The challenge of direct dating old human fossils
Southern Cross University provides funding as a member of The Conversation AU.The Conversation UK receives funding from Hefce, Hefcw, SAGE, SFC, RCUK, The Nuffield Foundation, The Ogden Trust, The Royal Society, The Wellcome Trust, Esmée Fairbairn Foundation and The Alliance for Useful Evidence, as well as sixty five university members.The maps show a complex system of U-migration in and out of the dental tissues.There are clearly domains in the dentine of the tooth where the Th/U ratios indicate continuing U-accumulation.It was the first time human-like fossils younger than 100,000 years old were found in mainland east Asia resembling any species other than modern humans.
But new research, published today in two Nature papers, offers a fresh perspective.
Further assessment of fossilised skeletal remains found at Maludong, or Red Deer Cave, near the city of Mengzi in Yunnan Province, has indicated the existence of a separate group of prehistoric humans.• Ancient ‘hobbit’ humans evolved into new species • Oldest known stone tools found in Kenya • Why you might have a little Neanderthal blood Australian and Chinese archaeologists studied three sets of remains found in Maludong in 1989, with a thigh bone the most recent to be assessed.
Their “compelling” findings were recently published in the journal The ‘Red Deer Cave people’, named after the location at which they were found, were first identified in 2012 and much remained unknown about the “mysterious human group”.
Grun, Rainer; Aubert, Maxime; Hellstrom, John Charles; Duval, Mathieu This paper reviews the possible approaches for dating of human bones and teeth, older than 500,000. Skeletal tissues can, in principle, be dated with an open-system U-series approach, which requires that the Th/U activity ratio is still below equilibrium.

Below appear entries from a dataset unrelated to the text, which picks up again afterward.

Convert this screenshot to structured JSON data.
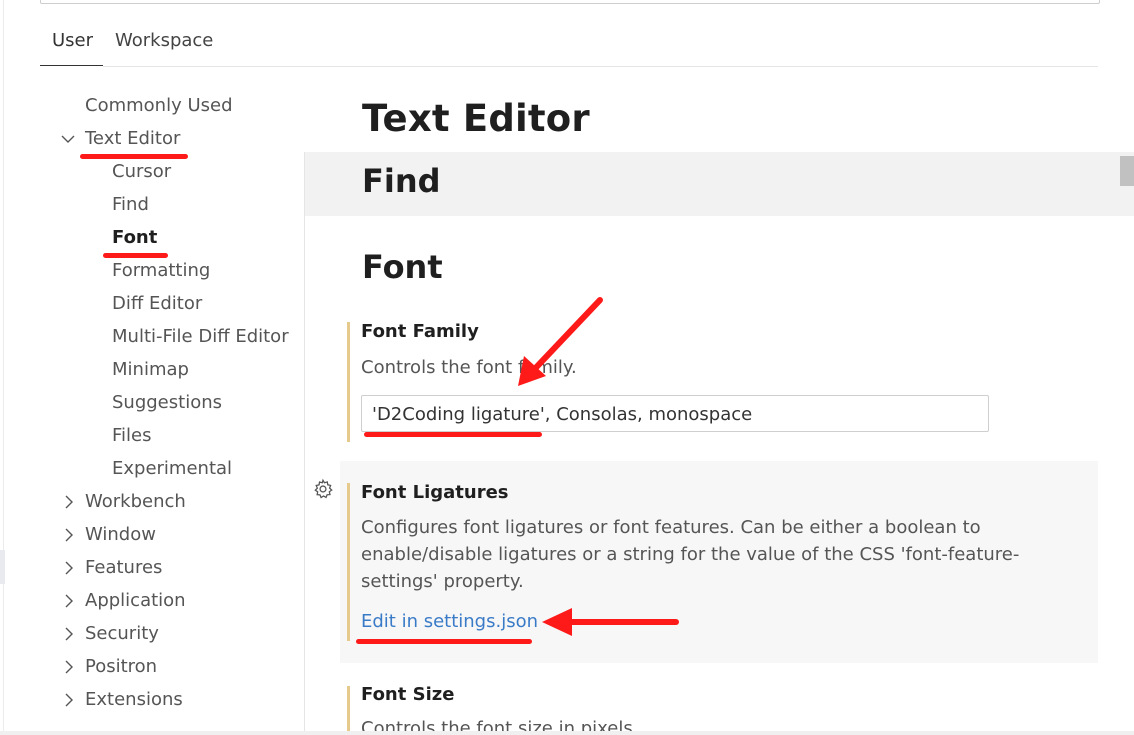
{
  "tabs": [
    {
      "label": "User"
    },
    {
      "label": "Workspace"
    }
  ],
  "tree": {
    "commonly_used": "Commonly Used",
    "text_editor": "Text Editor",
    "text_editor_children": [
      "Cursor",
      "Find",
      "Font",
      "Formatting",
      "Diff Editor",
      "Multi-File Diff Editor",
      "Minimap",
      "Suggestions",
      "Files",
      "Experimental"
    ],
    "collapsed": [
      "Workbench",
      "Window",
      "Features",
      "Application",
      "Security",
      "Positron",
      "Extensions"
    ]
  },
  "content": {
    "section_title": "Text Editor",
    "find_title": "Find",
    "font_title": "Font",
    "font_family": {
      "title": "Font Family",
      "description": "Controls the font family.",
      "value": "'D2Coding ligature', Consolas, monospace"
    },
    "font_ligatures": {
      "title": "Font Ligatures",
      "description": "Configures font ligatures or font features. Can be either a boolean to enable/disable ligatures or a string for the value of the CSS 'font-feature-settings' property.",
      "link": "Edit in settings.json"
    },
    "font_size": {
      "title": "Font Size",
      "description": "Controls the font size in pixels."
    }
  },
  "icons": {
    "expanded": "chevron-down-icon",
    "collapsed": "chevron-right-icon",
    "settings": "gear-icon"
  },
  "colors": {
    "link": "#3a7bc8",
    "modified_bar": "#e6c98c",
    "annotation": "#ff1a1a"
  }
}
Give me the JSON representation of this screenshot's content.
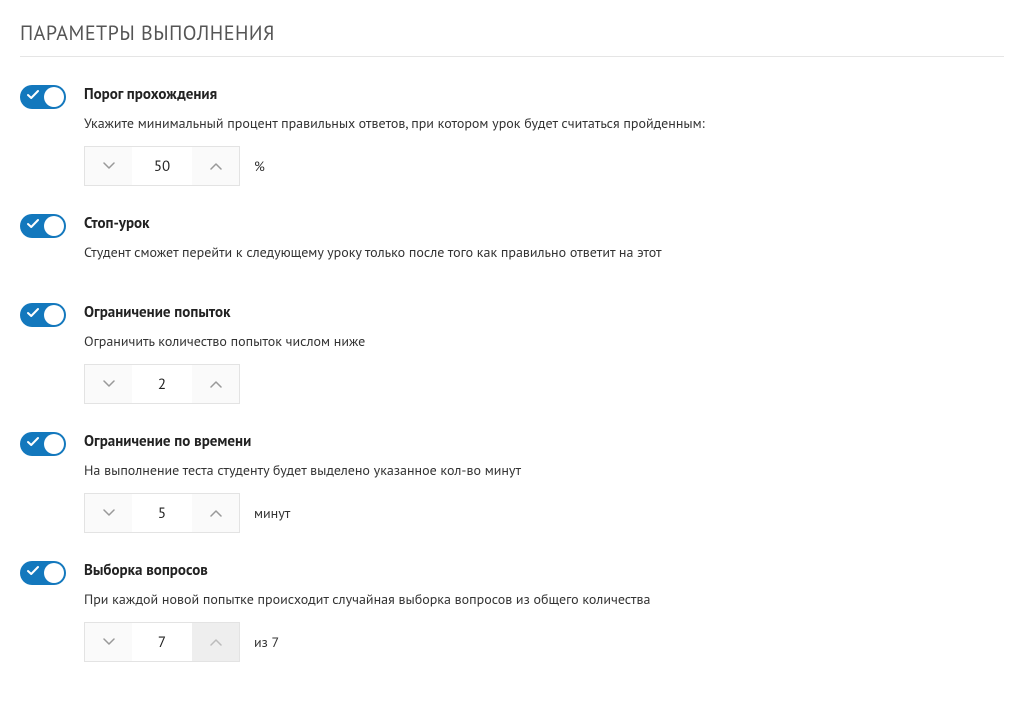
{
  "section": {
    "title": "ПАРАМЕТРЫ ВЫПОЛНЕНИЯ"
  },
  "options": {
    "pass_threshold": {
      "title": "Порог прохождения",
      "desc": "Укажите минимальный процент правильных ответов, при котором урок будет считаться пройденным:",
      "value": "50",
      "unit": "%"
    },
    "stop_lesson": {
      "title": "Стоп-урок",
      "desc": "Студент сможет перейти к следующему уроку только после того как правильно ответит на этот"
    },
    "attempt_limit": {
      "title": "Ограничение попыток",
      "desc": "Ограничить количество попыток числом ниже",
      "value": "2"
    },
    "time_limit": {
      "title": "Ограничение по времени",
      "desc": "На выполнение теста студенту будет выделено указанное кол-во минут",
      "value": "5",
      "unit": "минут"
    },
    "question_sample": {
      "title": "Выборка вопросов",
      "desc": "При каждой новой попытке происходит случайная выборка вопросов из общего количества",
      "value": "7",
      "unit": "из 7"
    }
  }
}
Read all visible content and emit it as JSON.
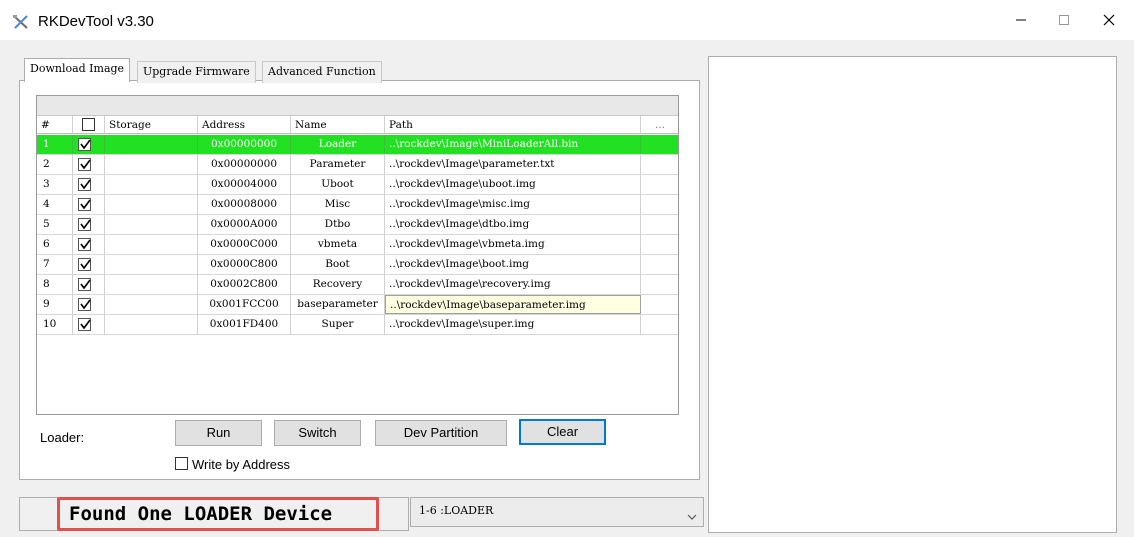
{
  "window": {
    "title": "RKDevTool v3.30",
    "minimize_icon": "minimize-icon",
    "maximize_icon": "maximize-icon",
    "close_icon": "close-icon"
  },
  "tabs": [
    {
      "label": "Download Image",
      "active": true
    },
    {
      "label": "Upgrade Firmware",
      "active": false
    },
    {
      "label": "Advanced Function",
      "active": false
    }
  ],
  "table": {
    "columns": [
      "#",
      "",
      "Storage",
      "Address",
      "Name",
      "Path",
      "..."
    ],
    "rows": [
      {
        "num": "1",
        "checked": true,
        "storage": "",
        "address": "0x00000000",
        "name": "Loader",
        "path": "..\\rockdev\\Image\\MiniLoaderAll.bin"
      },
      {
        "num": "2",
        "checked": true,
        "storage": "",
        "address": "0x00000000",
        "name": "Parameter",
        "path": "..\\rockdev\\Image\\parameter.txt"
      },
      {
        "num": "3",
        "checked": true,
        "storage": "",
        "address": "0x00004000",
        "name": "Uboot",
        "path": "..\\rockdev\\Image\\uboot.img"
      },
      {
        "num": "4",
        "checked": true,
        "storage": "",
        "address": "0x00008000",
        "name": "Misc",
        "path": "..\\rockdev\\Image\\misc.img"
      },
      {
        "num": "5",
        "checked": true,
        "storage": "",
        "address": "0x0000A000",
        "name": "Dtbo",
        "path": "..\\rockdev\\Image\\dtbo.img"
      },
      {
        "num": "6",
        "checked": true,
        "storage": "",
        "address": "0x0000C000",
        "name": "vbmeta",
        "path": "..\\rockdev\\Image\\vbmeta.img"
      },
      {
        "num": "7",
        "checked": true,
        "storage": "",
        "address": "0x0000C800",
        "name": "Boot",
        "path": "..\\rockdev\\Image\\boot.img"
      },
      {
        "num": "8",
        "checked": true,
        "storage": "",
        "address": "0x0002C800",
        "name": "Recovery",
        "path": "..\\rockdev\\Image\\recovery.img"
      },
      {
        "num": "9",
        "checked": true,
        "storage": "",
        "address": "0x001FCC00",
        "name": "baseparameter",
        "path": "..\\rockdev\\Image\\baseparameter.img"
      },
      {
        "num": "10",
        "checked": true,
        "storage": "",
        "address": "0x001FD400",
        "name": "Super",
        "path": "..\\rockdev\\Image\\super.img"
      }
    ],
    "highlight_color": "#22e022"
  },
  "controls": {
    "loader_label": "Loader:",
    "run_label": "Run",
    "switch_label": "Switch",
    "dev_partition_label": "Dev Partition",
    "clear_label": "Clear",
    "write_by_address_label": "Write by Address",
    "write_by_address_checked": false
  },
  "status": {
    "message": "Found One LOADER Device",
    "highlight_border_color": "#e0504c"
  },
  "device_select": {
    "value": "1-6 :LOADER"
  }
}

This indicates that the sample experienced continuing U-uptake.